▸ **TASK BRIEF**
Return the records word for word. Pictures do not belong in the copy.
(MATERIAL SHOWN Opens)
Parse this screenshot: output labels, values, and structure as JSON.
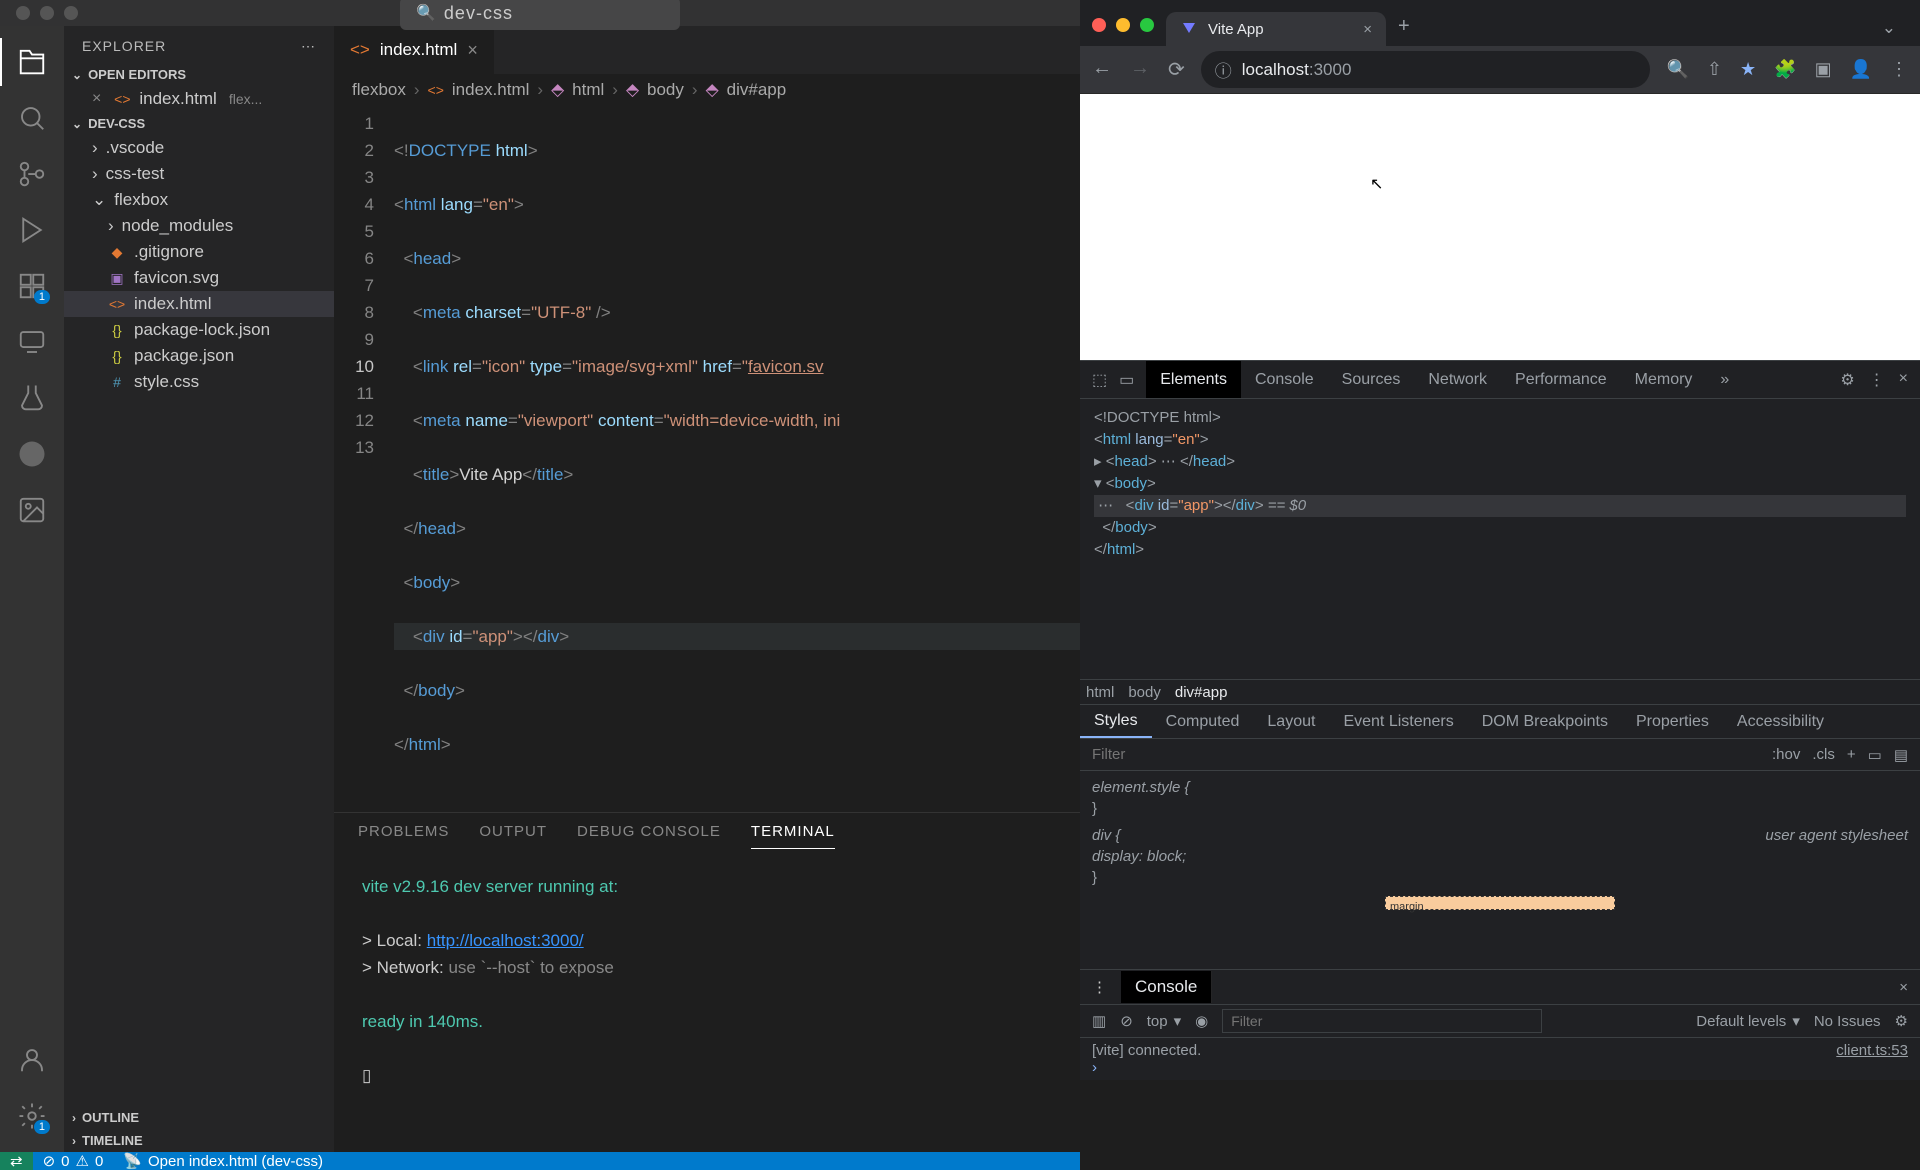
{
  "vscode": {
    "search": "dev-css",
    "explorer_title": "EXPLORER",
    "sections": {
      "open_editors": "OPEN EDITORS",
      "proj": "DEV-CSS",
      "outline": "OUTLINE",
      "timeline": "TIMELINE"
    },
    "open_editor": {
      "name": "index.html",
      "desc": "flex..."
    },
    "files": {
      "vscode": ".vscode",
      "css_test": "css-test",
      "flexbox": "flexbox",
      "node_modules": "node_modules",
      "gitignore": ".gitignore",
      "favicon": "favicon.svg",
      "index": "index.html",
      "pkg_lock": "package-lock.json",
      "pkg": "package.json",
      "style": "style.css"
    },
    "tab": "index.html",
    "breadcrumb": {
      "a": "flexbox",
      "b": "index.html",
      "c": "html",
      "d": "body",
      "e": "div#app"
    },
    "code": {
      "l1a": "<!",
      "l1b": "DOCTYPE",
      "l1c": " html",
      "l1d": ">",
      "l2": "<html lang=\"en\">",
      "l3": "<head>",
      "l4": "<meta charset=\"UTF-8\" />",
      "l5": "<link rel=\"icon\" type=\"image/svg+xml\" href=\"favicon.sv",
      "l6": "<meta name=\"viewport\" content=\"width=device-width, ini",
      "l7": "<title>Vite App</title>",
      "l8": "</head>",
      "l9": "<body>",
      "l10": "<div id=\"app\"></div>",
      "l11": "</body>",
      "l12": "</html>"
    },
    "panel_tabs": {
      "problems": "PROBLEMS",
      "output": "OUTPUT",
      "debug": "DEBUG CONSOLE",
      "terminal": "TERMINAL"
    },
    "terminal": {
      "l1": "vite v2.9.16 dev server running at:",
      "l2a": "> Local:   ",
      "l2b": "http://localhost:3000/",
      "l3a": "> Network: ",
      "l3b": "use `--host` to expose",
      "l4": "ready in 140ms."
    },
    "statusbar": {
      "errors": "0",
      "warnings": "0",
      "live": "Open index.html (dev-css)"
    },
    "badge": "1"
  },
  "browser": {
    "tab": "Vite App",
    "url_host": "localhost",
    "url_port": ":3000",
    "devtools": {
      "tabs": {
        "elements": "Elements",
        "console": "Console",
        "sources": "Sources",
        "network": "Network",
        "performance": "Performance",
        "memory": "Memory"
      },
      "dom": {
        "l1": "<!DOCTYPE html>",
        "l2": "<html lang=\"en\">",
        "l3": "<head>…</head>",
        "l4": "<body>",
        "l5": "<div id=\"app\"></div> == $0",
        "l6": "</body>",
        "l7": "</html>"
      },
      "crumb": {
        "a": "html",
        "b": "body",
        "c": "div#app"
      },
      "styles_tabs": {
        "styles": "Styles",
        "computed": "Computed",
        "layout": "Layout",
        "listeners": "Event Listeners",
        "dom_bp": "DOM Breakpoints",
        "props": "Properties",
        "a11y": "Accessibility"
      },
      "filter_placeholder": "Filter",
      "hov": ":hov",
      "cls": ".cls",
      "style_block": {
        "el": "element.style {",
        "close": "}",
        "div": "div {",
        "ua": "user agent stylesheet",
        "disp_p": "display",
        "disp_v": "block"
      },
      "box_label": "margin",
      "drawer": {
        "title": "Console",
        "context": "top",
        "filter_placeholder": "Filter",
        "levels": "Default levels",
        "issues": "No Issues",
        "msg": "[vite] connected.",
        "src": "client.ts:53"
      }
    }
  }
}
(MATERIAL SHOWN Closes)
▸ **COMPLETED EXERCISE**
Parse this screenshot: output labels, values, and structure as JSON.
{
  "vscode": {
    "search": "dev-css",
    "explorer_title": "EXPLORER",
    "sections": {
      "open_editors": "OPEN EDITORS",
      "proj": "DEV-CSS",
      "outline": "OUTLINE",
      "timeline": "TIMELINE"
    },
    "open_editor": {
      "name": "index.html",
      "desc": "flex..."
    },
    "files": {
      "vscode": ".vscode",
      "css_test": "css-test",
      "flexbox": "flexbox",
      "node_modules": "node_modules",
      "gitignore": ".gitignore",
      "favicon": "favicon.svg",
      "index": "index.html",
      "pkg_lock": "package-lock.json",
      "pkg": "package.json",
      "style": "style.css"
    },
    "tab": "index.html",
    "breadcrumb": {
      "a": "flexbox",
      "b": "index.html",
      "c": "html",
      "d": "body",
      "e": "div#app"
    },
    "code": {
      "l1a": "<!",
      "l1b": "DOCTYPE",
      "l1c": " html",
      "l1d": ">",
      "l2": "<html lang=\"en\">",
      "l3": "<head>",
      "l4": "<meta charset=\"UTF-8\" />",
      "l5": "<link rel=\"icon\" type=\"image/svg+xml\" href=\"favicon.sv",
      "l6": "<meta name=\"viewport\" content=\"width=device-width, ini",
      "l7": "<title>Vite App</title>",
      "l8": "</head>",
      "l9": "<body>",
      "l10": "<div id=\"app\"></div>",
      "l11": "</body>",
      "l12": "</html>"
    },
    "panel_tabs": {
      "problems": "PROBLEMS",
      "output": "OUTPUT",
      "debug": "DEBUG CONSOLE",
      "terminal": "TERMINAL"
    },
    "terminal": {
      "l1": "vite v2.9.16 dev server running at:",
      "l2a": "> Local:   ",
      "l2b": "http://localhost:3000/",
      "l3a": "> Network: ",
      "l3b": "use `--host` to expose",
      "l4": "ready in 140ms."
    },
    "statusbar": {
      "errors": "0",
      "warnings": "0",
      "live": "Open index.html (dev-css)"
    },
    "badge": "1"
  },
  "browser": {
    "tab": "Vite App",
    "url_host": "localhost",
    "url_port": ":3000",
    "devtools": {
      "tabs": {
        "elements": "Elements",
        "console": "Console",
        "sources": "Sources",
        "network": "Network",
        "performance": "Performance",
        "memory": "Memory"
      },
      "dom": {
        "l1": "<!DOCTYPE html>",
        "l2": "<html lang=\"en\">",
        "l3": "<head>…</head>",
        "l4": "<body>",
        "l5": "<div id=\"app\"></div> == $0",
        "l6": "</body>",
        "l7": "</html>"
      },
      "crumb": {
        "a": "html",
        "b": "body",
        "c": "div#app"
      },
      "styles_tabs": {
        "styles": "Styles",
        "computed": "Computed",
        "layout": "Layout",
        "listeners": "Event Listeners",
        "dom_bp": "DOM Breakpoints",
        "props": "Properties",
        "a11y": "Accessibility"
      },
      "filter_placeholder": "Filter",
      "hov": ":hov",
      "cls": ".cls",
      "style_block": {
        "el": "element.style {",
        "close": "}",
        "div": "div {",
        "ua": "user agent stylesheet",
        "disp_p": "display",
        "disp_v": "block"
      },
      "box_label": "margin",
      "drawer": {
        "title": "Console",
        "context": "top",
        "filter_placeholder": "Filter",
        "levels": "Default levels",
        "issues": "No Issues",
        "msg": "[vite] connected.",
        "src": "client.ts:53"
      }
    }
  }
}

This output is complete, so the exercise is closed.